Feature Article by Philipp Kamp
A note from geoff…
When I came across Philipp’s excellent build of the Reveal AC-47D “Spooky” gunship it reminded me of a similar project I had planned many years ago and for various reasons it dropped off the radar. And now here you have Philipp’s impressive build – he’s done an incredible amount of work to the Revell/Monogram kit and the end result is spot-on – congratulations Philipp :)
I hope that we can bring you other builds from Philipp whenever this may be possible and so I hope, in the meantime, you enjoy this one as much as I do every time I look at it :)
Here are a couple of photos of Philipp’s completed AC-47D…
There’s a also a full in-box review of the Revell AC-47D “Spooky” 1:48 in your Aircraft-Here Now area in SMN.
Just before I hand over to Philipp to take us through his build, here’s a little bit of background to the AC-47D “Spooky” Gunships that operated during the Vietnam War.
The Douglas AC-47 Spooky (also nicknamed “Puff, the Magic Dragon”) was the first in a series of gunships developed by the United States Air Force during the Vietnam War. It was designed to provide more firepower than light and medium ground-attack aircraft in certain situations when ground forces called for close air support.

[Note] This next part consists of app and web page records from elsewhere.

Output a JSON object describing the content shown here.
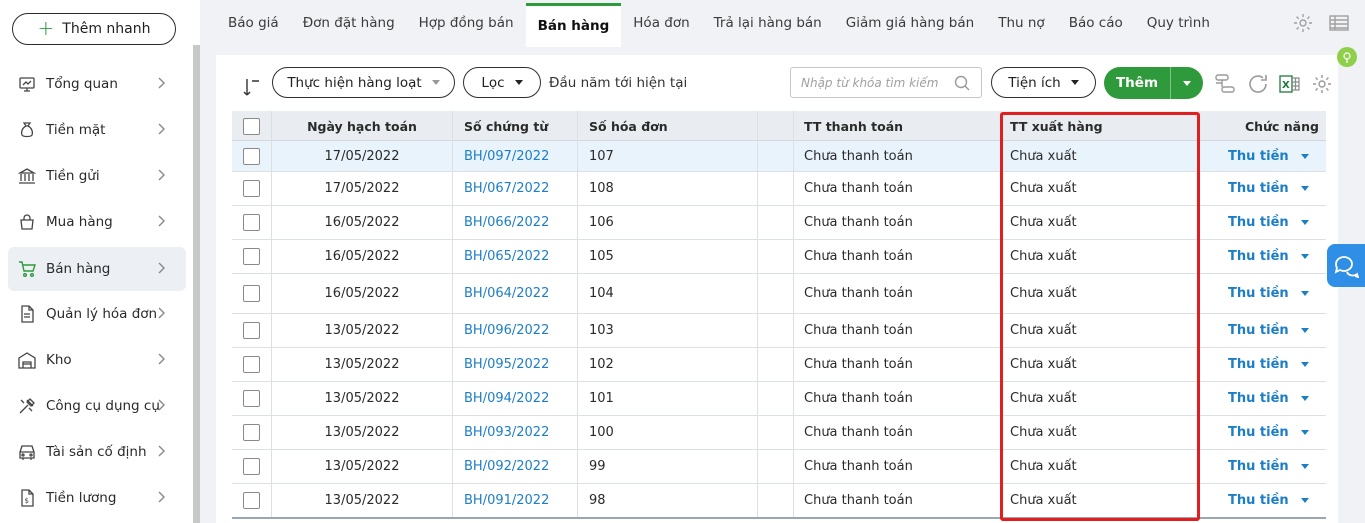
{
  "sidebar": {
    "quick_add_label": "Thêm nhanh",
    "items": [
      {
        "label": "Tổng quan",
        "icon": "dashboard-icon"
      },
      {
        "label": "Tiền mặt",
        "icon": "money-bag-icon"
      },
      {
        "label": "Tiền gửi",
        "icon": "bank-icon"
      },
      {
        "label": "Mua hàng",
        "icon": "shopping-bag-icon"
      },
      {
        "label": "Bán hàng",
        "icon": "cart-icon"
      },
      {
        "label": "Quản lý hóa đơn",
        "icon": "invoice-icon"
      },
      {
        "label": "Kho",
        "icon": "warehouse-icon"
      },
      {
        "label": "Công cụ dụng cụ",
        "icon": "tools-icon"
      },
      {
        "label": "Tài sản cố định",
        "icon": "car-icon"
      },
      {
        "label": "Tiền lương",
        "icon": "salary-icon"
      }
    ]
  },
  "tabs": [
    "Báo giá",
    "Đơn đặt hàng",
    "Hợp đồng bán",
    "Bán hàng",
    "Hóa đơn",
    "Trả lại hàng bán",
    "Giảm giá hàng bán",
    "Thu nợ",
    "Báo cáo",
    "Quy trình"
  ],
  "toolbar": {
    "batch_label": "Thực hiện hàng loạt",
    "filter_label": "Lọc",
    "range_label": "Đầu năm tới hiện tại",
    "search_placeholder": "Nhập từ khóa tìm kiếm",
    "utility_label": "Tiện ích",
    "add_label": "Thêm"
  },
  "table": {
    "headers": {
      "date": "Ngày hạch toán",
      "voucher": "Số chứng từ",
      "invoice": "Số hóa đơn",
      "payment": "TT thanh toán",
      "delivery": "TT xuất hàng",
      "actions": "Chức năng"
    },
    "rows": [
      {
        "date": "17/05/2022",
        "voucher": "BH/097/2022",
        "invoice": "107",
        "payment": "Chưa thanh toán",
        "delivery": "Chưa xuất",
        "action": "Thu tiền"
      },
      {
        "date": "17/05/2022",
        "voucher": "BH/067/2022",
        "invoice": "108",
        "payment": "Chưa thanh toán",
        "delivery": "Chưa xuất",
        "action": "Thu tiền"
      },
      {
        "date": "16/05/2022",
        "voucher": "BH/066/2022",
        "invoice": "106",
        "payment": "Chưa thanh toán",
        "delivery": "Chưa xuất",
        "action": "Thu tiền"
      },
      {
        "date": "16/05/2022",
        "voucher": "BH/065/2022",
        "invoice": "105",
        "payment": "Chưa thanh toán",
        "delivery": "Chưa xuất",
        "action": "Thu tiền"
      },
      {
        "date": "16/05/2022",
        "voucher": "BH/064/2022",
        "invoice": "104",
        "payment": "Chưa thanh toán",
        "delivery": "Chưa xuất",
        "action": "Thu tiền"
      },
      {
        "date": "13/05/2022",
        "voucher": "BH/096/2022",
        "invoice": "103",
        "payment": "Chưa thanh toán",
        "delivery": "Chưa xuất",
        "action": "Thu tiền"
      },
      {
        "date": "13/05/2022",
        "voucher": "BH/095/2022",
        "invoice": "102",
        "payment": "Chưa thanh toán",
        "delivery": "Chưa xuất",
        "action": "Thu tiền"
      },
      {
        "date": "13/05/2022",
        "voucher": "BH/094/2022",
        "invoice": "101",
        "payment": "Chưa thanh toán",
        "delivery": "Chưa xuất",
        "action": "Thu tiền"
      },
      {
        "date": "13/05/2022",
        "voucher": "BH/093/2022",
        "invoice": "100",
        "payment": "Chưa thanh toán",
        "delivery": "Chưa xuất",
        "action": "Thu tiền"
      },
      {
        "date": "13/05/2022",
        "voucher": "BH/092/2022",
        "invoice": "99",
        "payment": "Chưa thanh toán",
        "delivery": "Chưa xuất",
        "action": "Thu tiền"
      },
      {
        "date": "13/05/2022",
        "voucher": "BH/091/2022",
        "invoice": "98",
        "payment": "Chưa thanh toán",
        "delivery": "Chưa xuất",
        "action": "Thu tiền"
      }
    ]
  },
  "colors": {
    "accent_green": "#2e9a3c",
    "link_blue": "#1d7ec8",
    "highlight_red": "#e02020"
  }
}
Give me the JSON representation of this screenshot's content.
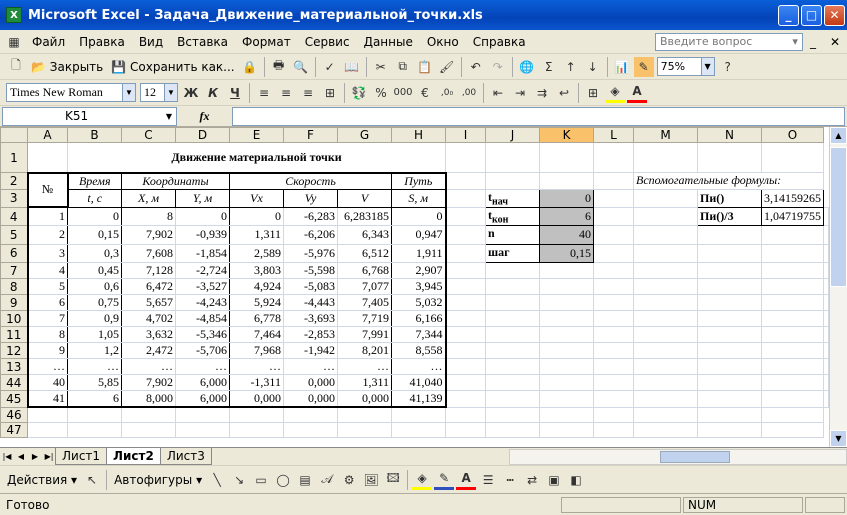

The AC-47 was a United States Air Force C-47, (the military version of the DC-3) that had been modified by mounting three 7.62 mm General Electric mini-guns to fire through two rear window openings and the side cargo door, all on the left (pilot’s) side of the aircraft, and the modified craft’s primary function was close air support for ground troops. Other armament configurations could also be found on similar C-47-based aircraft around the world. The guns were actuated by a control on the pilot’s yoke whereby he could control the guns either individually or together, although gunners were also among the crew to assist with gun failures and similar issues. It could orbit the target for hours, providing suppressing fire over an elliptical area approximately 52 yd (47.5 m) in diameter, placing a round every 2.4 yd (2.2 m) during a three-second burst. The aircraft also carried flares it could drop to illuminate the battleground.
The AC-47 had no previous design to gauge how successful it would be because it was the first of its kind. The USAF found itself in a precarious situation when requests for additional gunships began to come in because it simply lacked mini-guns to fit additional aircraft after the first two conversions. The next four aircraft were equipped with 10 20mm AN/M2 machine guns. These weapons, using World War II and Korean War ammunition stocks, were quickly discovered to jam easily, produce large amounts of gases from firing, and, even in 10-gun groups, only provide the density of fire of a single mini-gun. All four of these aircraft were retrofitted to the standard armament configuration when additional mini-guns arrived.
A picture of the three MXU-470/A mini-gun modules fitted to an AC-47D from the following source: Ballard, Jack S. Development and Employment of Fixed-Wing Gunships, 1962-1972 Washington, DC: Office of Air Force History, United States Air Force, 1982. p.10
The AC-47 initially used SUU-11/A gun pods that were installed on locally fabricated mounts for the gunship application. Emerson Electric eventually developed the MXU-470/A to replace the gun pods, which were also used on later gunships.
Over to you Philipp